Leaving out only the pictures, write out all the entries exactly.

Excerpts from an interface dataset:
########

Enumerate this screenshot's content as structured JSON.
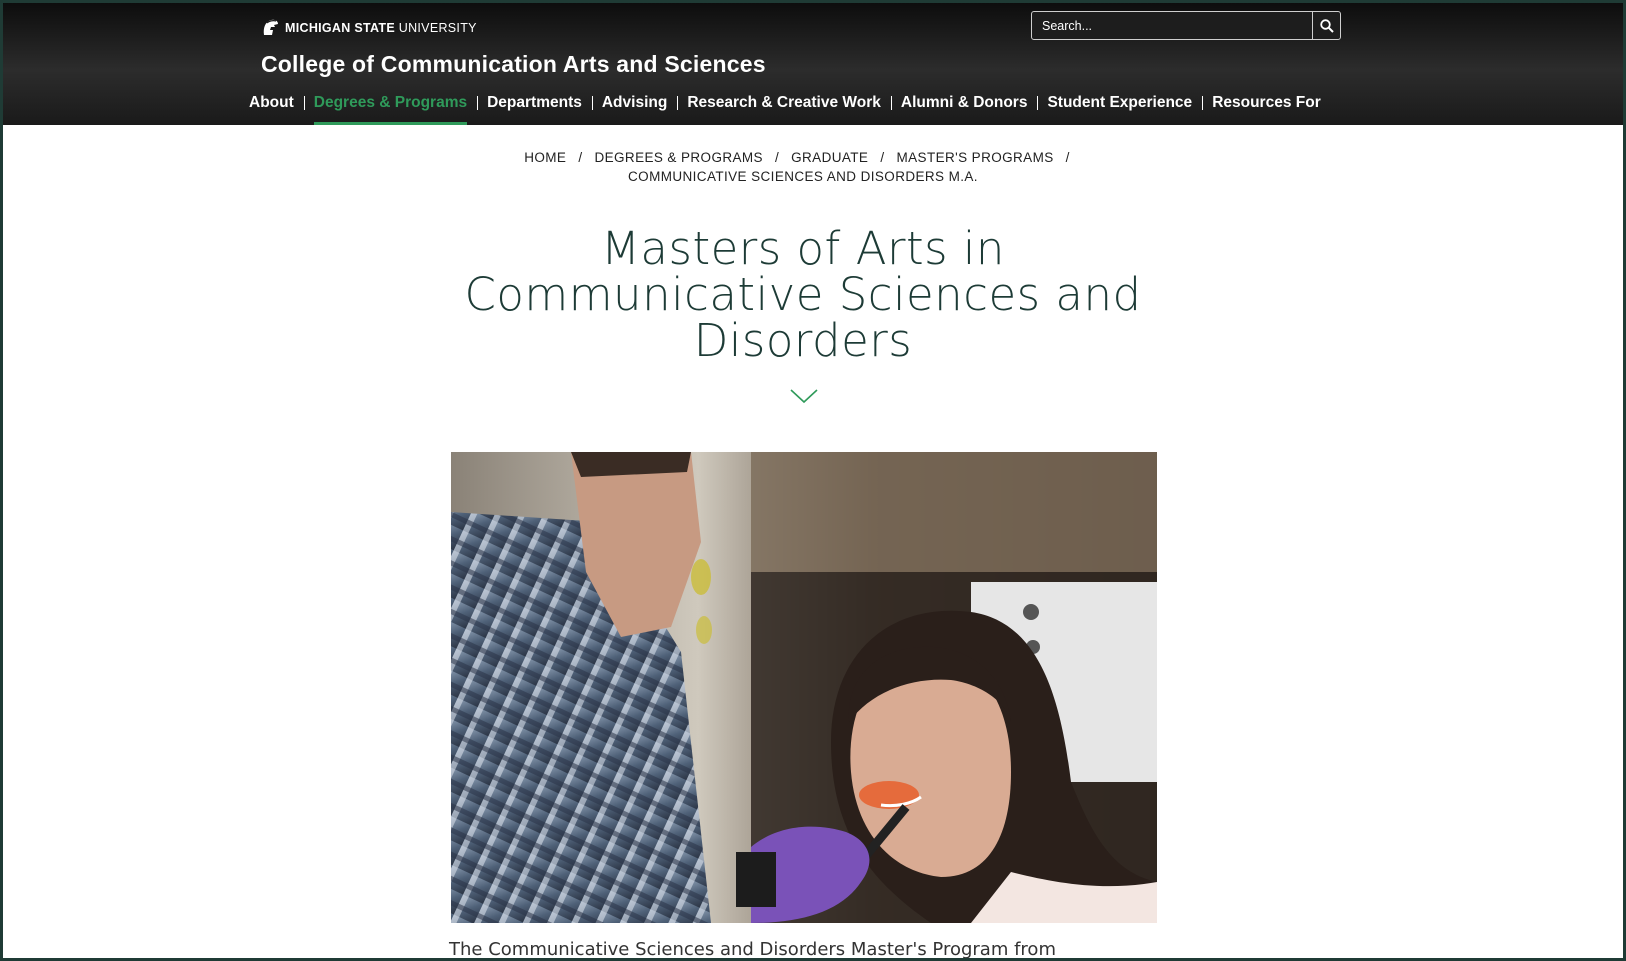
{
  "header": {
    "university_bold": "MICHIGAN STATE",
    "university_rest": " UNIVERSITY",
    "college_title": "College of Communication Arts and Sciences",
    "search_placeholder": "Search..."
  },
  "nav": {
    "items": [
      {
        "label": "About"
      },
      {
        "label": "Degrees & Programs",
        "active": true
      },
      {
        "label": "Departments"
      },
      {
        "label": "Advising"
      },
      {
        "label": "Research & Creative Work"
      },
      {
        "label": "Alumni & Donors"
      },
      {
        "label": "Student Experience"
      },
      {
        "label": "Resources For"
      }
    ]
  },
  "breadcrumb": {
    "items": [
      "HOME",
      "DEGREES & PROGRAMS",
      "GRADUATE",
      "MASTER'S PROGRAMS",
      "COMMUNICATIVE SCIENCES AND DISORDERS M.A."
    ],
    "separator": "/"
  },
  "main": {
    "title_line1": "Masters of Arts in",
    "title_line2": "Communicative Sciences and",
    "title_line3": "Disorders",
    "intro_text": "The Communicative Sciences and Disorders Master's Program from"
  },
  "colors": {
    "accent_green": "#2f9a5a",
    "title_color": "#1d3b36",
    "header_bg": "#1a1a1a"
  },
  "icons": {
    "logo": "spartan-helmet-icon",
    "search": "search-icon",
    "scroll": "chevron-down-icon"
  }
}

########

■ Result for this task:
Enumerate this screenshot's content as structured JSON.
{
  "header": {
    "university_bold": "MICHIGAN STATE",
    "university_rest": " UNIVERSITY",
    "college_title": "College of Communication Arts and Sciences",
    "search_placeholder": "Search..."
  },
  "nav": {
    "items": [
      {
        "label": "About"
      },
      {
        "label": "Degrees & Programs",
        "active": true
      },
      {
        "label": "Departments"
      },
      {
        "label": "Advising"
      },
      {
        "label": "Research & Creative Work"
      },
      {
        "label": "Alumni & Donors"
      },
      {
        "label": "Student Experience"
      },
      {
        "label": "Resources For"
      }
    ]
  },
  "breadcrumb": {
    "items": [
      "HOME",
      "DEGREES & PROGRAMS",
      "GRADUATE",
      "MASTER'S PROGRAMS",
      "COMMUNICATIVE SCIENCES AND DISORDERS M.A."
    ],
    "separator": "/"
  },
  "main": {
    "title_line1": "Masters of Arts in",
    "title_line2": "Communicative Sciences and",
    "title_line3": "Disorders",
    "intro_text": "The Communicative Sciences and Disorders Master's Program from"
  },
  "colors": {
    "accent_green": "#2f9a5a",
    "title_color": "#1d3b36",
    "header_bg": "#1a1a1a"
  },
  "icons": {
    "logo": "spartan-helmet-icon",
    "search": "search-icon",
    "scroll": "chevron-down-icon"
  }
}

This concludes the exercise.